Carroll Gardens Brownstone To Be Demolished After Walls Collapse
NEW YORK (CBSNewYork) — Crews secured the site of a four-story Brooklyn brownstone Monday evening after it partially collapsed the night before.
It came on the heels of the painstaking work needed to dismantle the condemned building piece by piece. The structure will be loaded with demolition set for Tuesday morning.
The side of 241 Carroll St., came crumbling down around 1:30 a.m. Monday with a family of six sleeping on the top floor, including three children, ages 8, 6 and an infant, CBS 2’s Kathryn Brown reported.
The building houses 14 people, most of whom were on vacation, including a family whose apartment took the brunt of the collapse.
“Most of it collapsed into the children’s bunk beds on the first floor.
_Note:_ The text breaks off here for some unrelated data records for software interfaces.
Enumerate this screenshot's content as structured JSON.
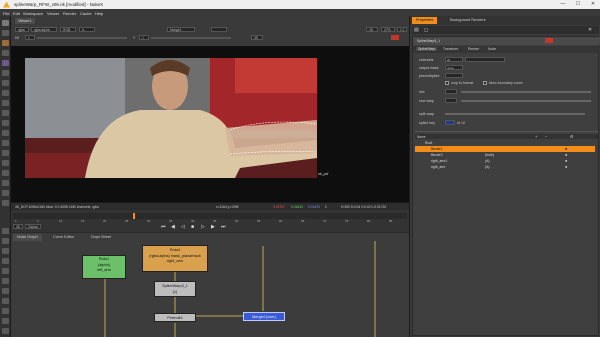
{
  "window": {
    "title": "splineWarp_RFW_v06.nk [modified] - NukeX",
    "minimize": "—",
    "maximize": "☐",
    "close": "✕"
  },
  "menu": [
    "File",
    "Edit",
    "Workspace",
    "Viewer",
    "Render",
    "Cache",
    "Help"
  ],
  "viewer": {
    "tab": "Viewer1",
    "layer": "rgba",
    "channel": "rgba.alpha",
    "colorspace": "RGB",
    "a_input": "A",
    "b_input": "Merge4",
    "gain_label": "f/8",
    "gain_value": "1",
    "gamma_label": "Y",
    "gamma_value": "1",
    "frame_value": "35",
    "fps": "2D",
    "zoom": "27%",
    "dim": "1:1",
    "overlay_label": "nk_pcf",
    "info_left": "4K_DCP 4096x2160 bbox: 0 0 4096 2160 channels: rgba",
    "info_mid": "x=1164 y=1395",
    "info_r": "0.01707",
    "info_g": "0.01643",
    "info_b": "0.01625",
    "info_a": "1",
    "info_right": "H:350 S:0.04 V:0.02 L:0.01720"
  },
  "timeline": {
    "frame": "35",
    "mode": "Global",
    "ticks": [
      "1",
      "5",
      "10",
      "15",
      "20",
      "25",
      "30",
      "35",
      "40",
      "45",
      "50",
      "55",
      "60",
      "65",
      "70",
      "75",
      "80",
      "85"
    ]
  },
  "nodegraph": {
    "tabs": [
      "Node Graph",
      "Curve Editor",
      "Dope Sheet"
    ],
    "nodes": {
      "roto1": "Roto1\n(alpha)\nleft_arm",
      "roto4": "Roto4\n(rgba.alpha) mask_planartrack\nright_arm",
      "splinewarp": "SplineWarp3_1\n(1)",
      "premult": "Premult4",
      "merge": "Merge4 (over)"
    }
  },
  "properties": {
    "tabs": [
      "Properties",
      "Background Renders"
    ],
    "node_name": "SplineWarp3_1",
    "subtabs": [
      "SplineWarp",
      "Transform",
      "Render",
      "Node"
    ],
    "rows": {
      "channels": "channels",
      "channels_val": "all",
      "output": "output mask",
      "output_val": "none",
      "premult": "premultiplied",
      "crop": "crop to format",
      "bbox": "bbox boundary curve",
      "mix": "mix",
      "root_warp": "root warp",
      "split_warp": "split warp",
      "spline_key": "spline key",
      "spline_key_val": "of 12"
    },
    "table_header": [
      "Name",
      "",
      "",
      "",
      "",
      "",
      ""
    ],
    "table_rows": [
      {
        "name": "Root",
        "col2": "",
        "selected": false
      },
      {
        "name": "Bezier1",
        "col2": "",
        "selected": true
      },
      {
        "name": "Bezier2",
        "col2": "(both)",
        "selected": false
      },
      {
        "name": "right_arm1",
        "col2": "(A)",
        "selected": false
      },
      {
        "name": "right_arm",
        "col2": "(A)",
        "selected": false
      }
    ]
  },
  "colors": {
    "accent": "#f28c1a",
    "roto": "#6cc06a",
    "roto4": "#d9a04e",
    "merge": "#3a5bd8",
    "gray_node": "#bdbdbd"
  }
}
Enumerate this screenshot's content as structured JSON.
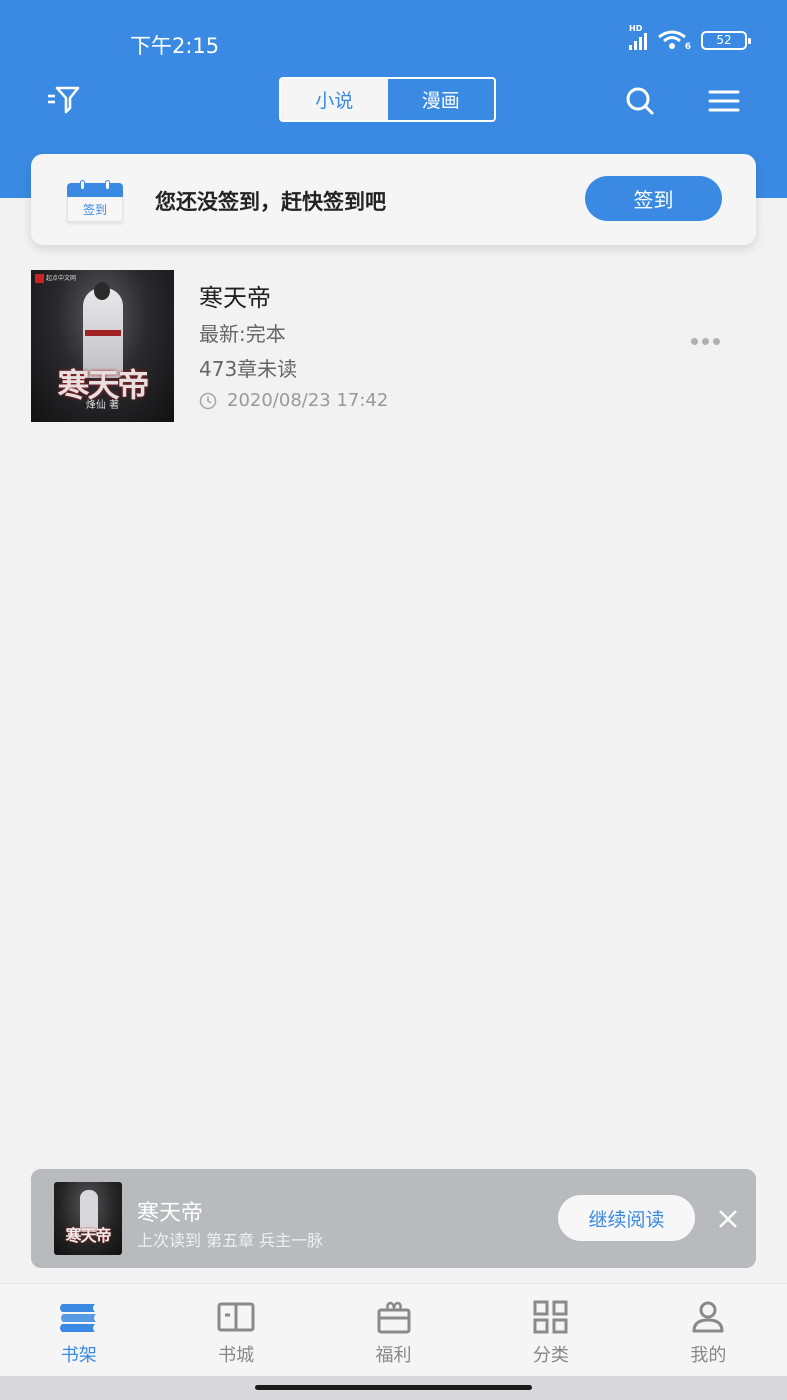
{
  "status_bar": {
    "time": "下午2:15",
    "network_label": "HD",
    "wifi_label": "6",
    "battery": "52"
  },
  "header": {
    "tabs": [
      {
        "label": "小说",
        "active": true
      },
      {
        "label": "漫画",
        "active": false
      }
    ],
    "icons": {
      "left": "filter-icon",
      "search": "search-icon",
      "menu": "menu-icon"
    }
  },
  "signin": {
    "icon_label": "签到",
    "message": "您还没签到，赶快签到吧",
    "button_label": "签到"
  },
  "books": [
    {
      "title": "寒天帝",
      "latest": "最新:完本",
      "unread": "473章未读",
      "updated": "2020/08/23 17:42",
      "cover_title": "寒天帝",
      "cover_author": "烽仙 著",
      "cover_publisher": "起点中文网"
    }
  ],
  "continue_reading": {
    "title": "寒天帝",
    "subtitle": "上次读到 第五章 兵主一脉",
    "button_label": "继续阅读",
    "cover_title": "寒天帝"
  },
  "tabbar": {
    "items": [
      {
        "label": "书架",
        "icon": "bookshelf-icon",
        "active": true
      },
      {
        "label": "书城",
        "icon": "book-open-icon",
        "active": false
      },
      {
        "label": "福利",
        "icon": "gift-icon",
        "active": false
      },
      {
        "label": "分类",
        "icon": "grid-icon",
        "active": false
      },
      {
        "label": "我的",
        "icon": "user-icon",
        "active": false
      }
    ]
  },
  "colors": {
    "accent": "#3a8ae3",
    "background": "#f2f2f2",
    "inactive": "#888888"
  }
}
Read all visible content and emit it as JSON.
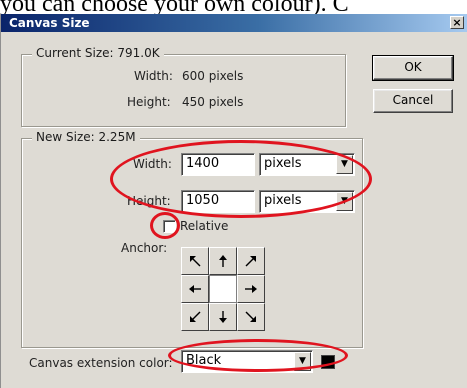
{
  "background_caption": "you can choose your own colour). C",
  "dialog": {
    "title": "Canvas Size",
    "close_glyph": "×",
    "current_size": {
      "title": "Current Size: 791.0K",
      "width_label": "Width:",
      "width_value": "600 pixels",
      "height_label": "Height:",
      "height_value": "450 pixels"
    },
    "new_size": {
      "title": "New Size: 2.25M",
      "width_label": "Width:",
      "width_value": "1400",
      "width_unit": "pixels",
      "height_label": "Height:",
      "height_value": "1050",
      "height_unit": "pixels",
      "relative_label": "Relative",
      "relative_checked": false,
      "anchor_label": "Anchor:",
      "anchor_icons": [
        "arrow-nw-icon",
        "arrow-n-icon",
        "arrow-ne-icon",
        "arrow-w-icon",
        "",
        "arrow-e-icon",
        "arrow-sw-icon",
        "arrow-s-icon",
        "arrow-se-icon"
      ]
    },
    "extension": {
      "label": "Canvas extension color:",
      "value": "Black",
      "swatch_color": "#000000"
    },
    "buttons": {
      "ok": "OK",
      "cancel": "Cancel"
    },
    "highlight_color": "#e0141f"
  }
}
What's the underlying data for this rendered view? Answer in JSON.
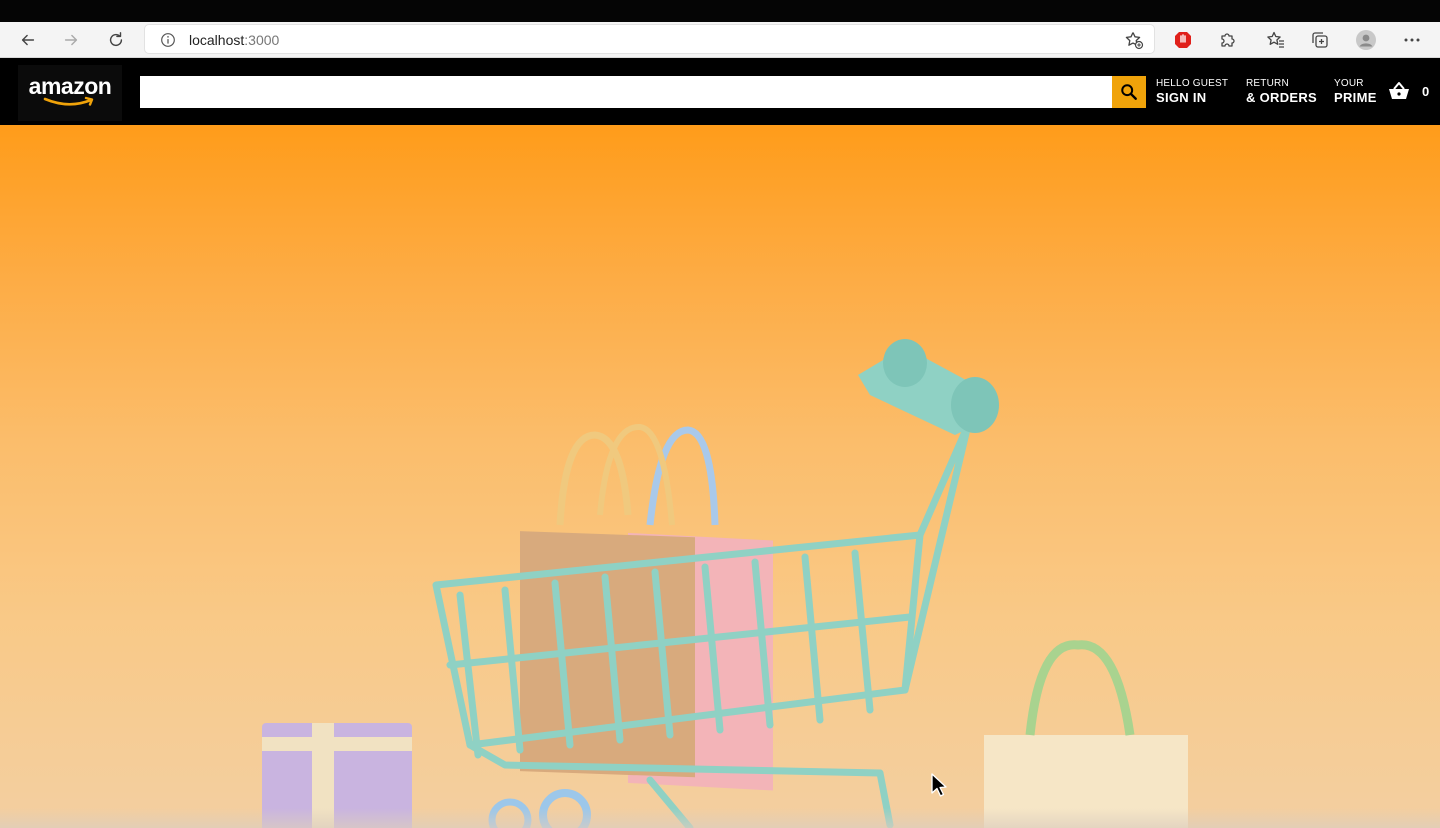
{
  "browser": {
    "url_host": "localhost",
    "url_port": ":3000"
  },
  "header": {
    "logo_text": "amazon",
    "search": {
      "value": "",
      "placeholder": ""
    },
    "signin": {
      "line1": "HELLO GUEST",
      "line2": "SIGN IN"
    },
    "orders": {
      "line1": "RETURN",
      "line2": "& ORDERS"
    },
    "prime": {
      "line1": "YOUR",
      "line2": "PRIME"
    },
    "basket_count": "0"
  },
  "colors": {
    "header_bg": "#000000",
    "search_button": "#f0a30a",
    "hero_top": "#ff9c1a",
    "hero_bottom": "#f3cfa1"
  },
  "icons": {
    "back": "back-arrow-icon",
    "forward": "forward-arrow-icon",
    "reload": "reload-icon",
    "info": "info-icon",
    "favorite": "add-favorite-icon",
    "adblock": "adblock-icon",
    "extensions": "extensions-icon",
    "favorites": "favorites-icon",
    "collections": "collections-icon",
    "profile": "profile-icon",
    "menu": "more-menu-icon",
    "search": "search-icon",
    "basket": "shopping-basket-icon",
    "cursor": "mouse-cursor-icon"
  }
}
So they were very, very fortunate that they were on vacation,” FDNY Dept Asst. Chief James Leonard told reporters, including CBS 2’s Sean Hennessey.
Officials with the Office of Emergency Management, NYPD, FDNY and Department of Buildings all responded to the scene.
Scott Lehr, who lives behind the building, said he heard a loud bang from his bedroom window.
“I went outside and I saw a big chunk of the roof fall down,” Lehr said.
He said he grabbed his wife and two kids and rushed to the front of his home where they were evacuated by firefighters.
“I was actually sitting on my front porch and heard a loud bang,” neighbor Mike Candoniero told CBS 2’s John Slattery.
Fire officials said it’s incredibly fortunate that most of the residents of the apartment were not at home.
“There was one family on the top floor, five people were home and were able to evacuate the building without injury to themselves,” Deputy Asst. Chief James Leonard of the FDNY told Slattery.
The owners of the partially collapsed building — Howard and Sisi Schneider — live on the bottom floor with their two daughters, but they were vacationing at Bear Mountain on Sunday night, Brown reported.
They raced back home when they got the call. The Schneiders, who have owned the building for nine years, said the home was constructed in the 1840s.
Months ago, they noticed a hairline crack in the wall and said they had just contracted with a construction company to start repair work but nothing had been done yet, Brown reported.
“Wood rots, the mortar between the bricks just gets old and starts to fall apart,” Leonard said. “And we have gravity that will bring the building down eventually.”
“It’s a blessing that everyone’s okay,” Sisi Schneider said.
Building inspectors said the row home used to be a middle unit rather than an end unit but added adjacent units were demolished years ago to make way for a school.
Since the units are designed to structurally interlock some now wonder if that change years ago made this building vulnerable.
“I was speaking to a former resident this morning who moved out because there were a lot of structural problems in the building, so she was pretty convinced that it was not a safe place to live,” evacuee Becky Morrison said.
Four adjoining buildings were also evacuated as a precaution.
The American Red Cross said 21 adults and six children have met with volunteers. So far, a family of six — two adults and four children — has been given emergency housing and funds for food and clothing.
“They couldn’t retrieve anything whatsoever,” senior responder Mauricio Serrato said. “They were able to just come out with whatever they had and what they came out with was nothing but their PJs, not even shoes. They didn’t have a chance to grab anything.”